▶ Exercise: The entries are to be output word for word, with the pictures omitted.

======== Information provided

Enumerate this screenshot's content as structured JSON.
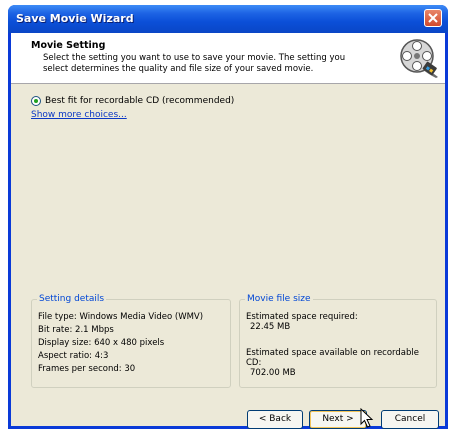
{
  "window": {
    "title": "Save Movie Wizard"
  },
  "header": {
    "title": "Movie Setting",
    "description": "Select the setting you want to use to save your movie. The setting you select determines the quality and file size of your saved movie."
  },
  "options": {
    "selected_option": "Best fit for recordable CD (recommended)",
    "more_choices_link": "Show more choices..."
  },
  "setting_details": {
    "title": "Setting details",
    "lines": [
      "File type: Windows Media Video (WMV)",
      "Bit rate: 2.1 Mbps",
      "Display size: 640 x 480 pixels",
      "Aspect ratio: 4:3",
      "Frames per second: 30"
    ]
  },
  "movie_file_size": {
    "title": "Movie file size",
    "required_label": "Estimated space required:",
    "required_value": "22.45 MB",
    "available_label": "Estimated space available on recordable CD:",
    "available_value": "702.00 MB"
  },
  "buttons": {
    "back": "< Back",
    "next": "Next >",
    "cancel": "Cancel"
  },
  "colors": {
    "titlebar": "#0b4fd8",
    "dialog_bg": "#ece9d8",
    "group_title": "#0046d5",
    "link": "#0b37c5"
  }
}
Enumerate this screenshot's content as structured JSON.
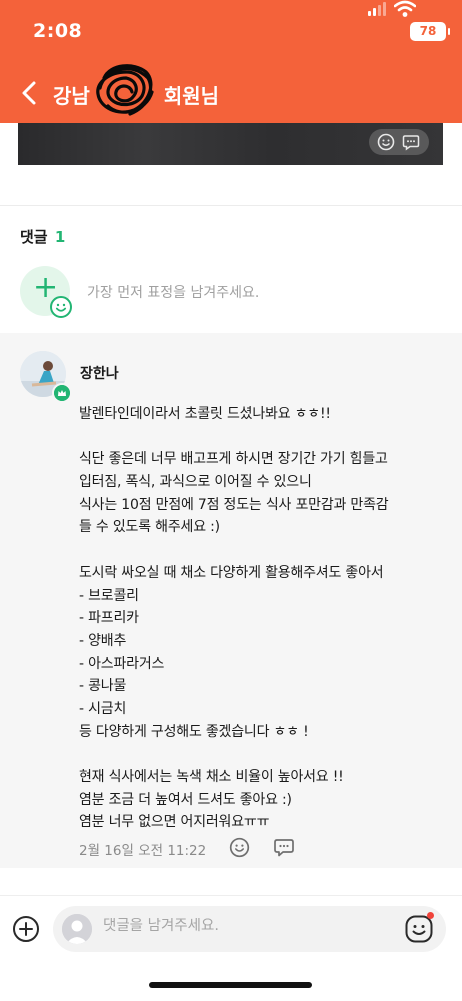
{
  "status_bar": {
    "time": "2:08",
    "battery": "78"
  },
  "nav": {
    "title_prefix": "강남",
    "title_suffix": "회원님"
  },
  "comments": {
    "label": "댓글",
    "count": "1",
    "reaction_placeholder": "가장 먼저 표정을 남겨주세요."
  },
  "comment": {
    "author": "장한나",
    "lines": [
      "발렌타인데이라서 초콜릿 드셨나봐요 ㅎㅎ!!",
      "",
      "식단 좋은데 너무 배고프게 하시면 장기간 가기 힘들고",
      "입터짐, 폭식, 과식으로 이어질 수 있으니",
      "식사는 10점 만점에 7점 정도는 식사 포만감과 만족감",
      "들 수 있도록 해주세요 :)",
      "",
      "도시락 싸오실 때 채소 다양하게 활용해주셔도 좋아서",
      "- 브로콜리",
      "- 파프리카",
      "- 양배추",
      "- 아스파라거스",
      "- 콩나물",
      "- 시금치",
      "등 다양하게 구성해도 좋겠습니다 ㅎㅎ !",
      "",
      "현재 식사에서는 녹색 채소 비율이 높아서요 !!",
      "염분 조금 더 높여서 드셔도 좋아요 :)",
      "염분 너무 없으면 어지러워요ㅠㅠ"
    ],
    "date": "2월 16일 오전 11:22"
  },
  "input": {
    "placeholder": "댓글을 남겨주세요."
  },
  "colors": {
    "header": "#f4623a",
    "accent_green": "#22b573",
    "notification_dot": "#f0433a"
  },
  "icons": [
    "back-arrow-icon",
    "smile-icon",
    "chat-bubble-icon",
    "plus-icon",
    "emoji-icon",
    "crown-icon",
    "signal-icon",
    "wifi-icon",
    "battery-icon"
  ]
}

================

▶ Exercise result:
Enumerate this screenshot's content as structured JSON.
{
  "window": {
    "title": "Save Movie Wizard"
  },
  "header": {
    "title": "Movie Setting",
    "description": "Select the setting you want to use to save your movie. The setting you select determines the quality and file size of your saved movie."
  },
  "options": {
    "selected_option": "Best fit for recordable CD (recommended)",
    "more_choices_link": "Show more choices..."
  },
  "setting_details": {
    "title": "Setting details",
    "lines": [
      "File type: Windows Media Video (WMV)",
      "Bit rate: 2.1 Mbps",
      "Display size: 640 x 480 pixels",
      "Aspect ratio: 4:3",
      "Frames per second: 30"
    ]
  },
  "movie_file_size": {
    "title": "Movie file size",
    "required_label": "Estimated space required:",
    "required_value": "22.45 MB",
    "available_label": "Estimated space available on recordable CD:",
    "available_value": "702.00 MB"
  },
  "buttons": {
    "back": "< Back",
    "next": "Next >",
    "cancel": "Cancel"
  },
  "colors": {
    "titlebar": "#0b4fd8",
    "dialog_bg": "#ece9d8",
    "group_title": "#0046d5",
    "link": "#0b37c5"
  }
}
Enumerate this screenshot's content as structured JSON.
{
  "status_bar": {
    "time": "2:08",
    "battery": "78"
  },
  "nav": {
    "title_prefix": "강남",
    "title_suffix": "회원님"
  },
  "comments": {
    "label": "댓글",
    "count": "1",
    "reaction_placeholder": "가장 먼저 표정을 남겨주세요."
  },
  "comment": {
    "author": "장한나",
    "lines": [
      "발렌타인데이라서 초콜릿 드셨나봐요 ㅎㅎ!!",
      "",
      "식단 좋은데 너무 배고프게 하시면 장기간 가기 힘들고",
      "입터짐, 폭식, 과식으로 이어질 수 있으니",
      "식사는 10점 만점에 7점 정도는 식사 포만감과 만족감",
      "들 수 있도록 해주세요 :)",
      "",
      "도시락 싸오실 때 채소 다양하게 활용해주셔도 좋아서",
      "- 브로콜리",
      "- 파프리카",
      "- 양배추",
      "- 아스파라거스",
      "- 콩나물",
      "- 시금치",
      "등 다양하게 구성해도 좋겠습니다 ㅎㅎ !",
      "",
      "현재 식사에서는 녹색 채소 비율이 높아서요 !!",
      "염분 조금 더 높여서 드셔도 좋아요 :)",
      "염분 너무 없으면 어지러워요ㅠㅠ"
    ],
    "date": "2월 16일 오전 11:22"
  },
  "input": {
    "placeholder": "댓글을 남겨주세요."
  },
  "colors": {
    "header": "#f4623a",
    "accent_green": "#22b573",
    "notification_dot": "#f0433a"
  },
  "icons": [
    "back-arrow-icon",
    "smile-icon",
    "chat-bubble-icon",
    "plus-icon",
    "emoji-icon",
    "crown-icon",
    "signal-icon",
    "wifi-icon",
    "battery-icon"
  ]
}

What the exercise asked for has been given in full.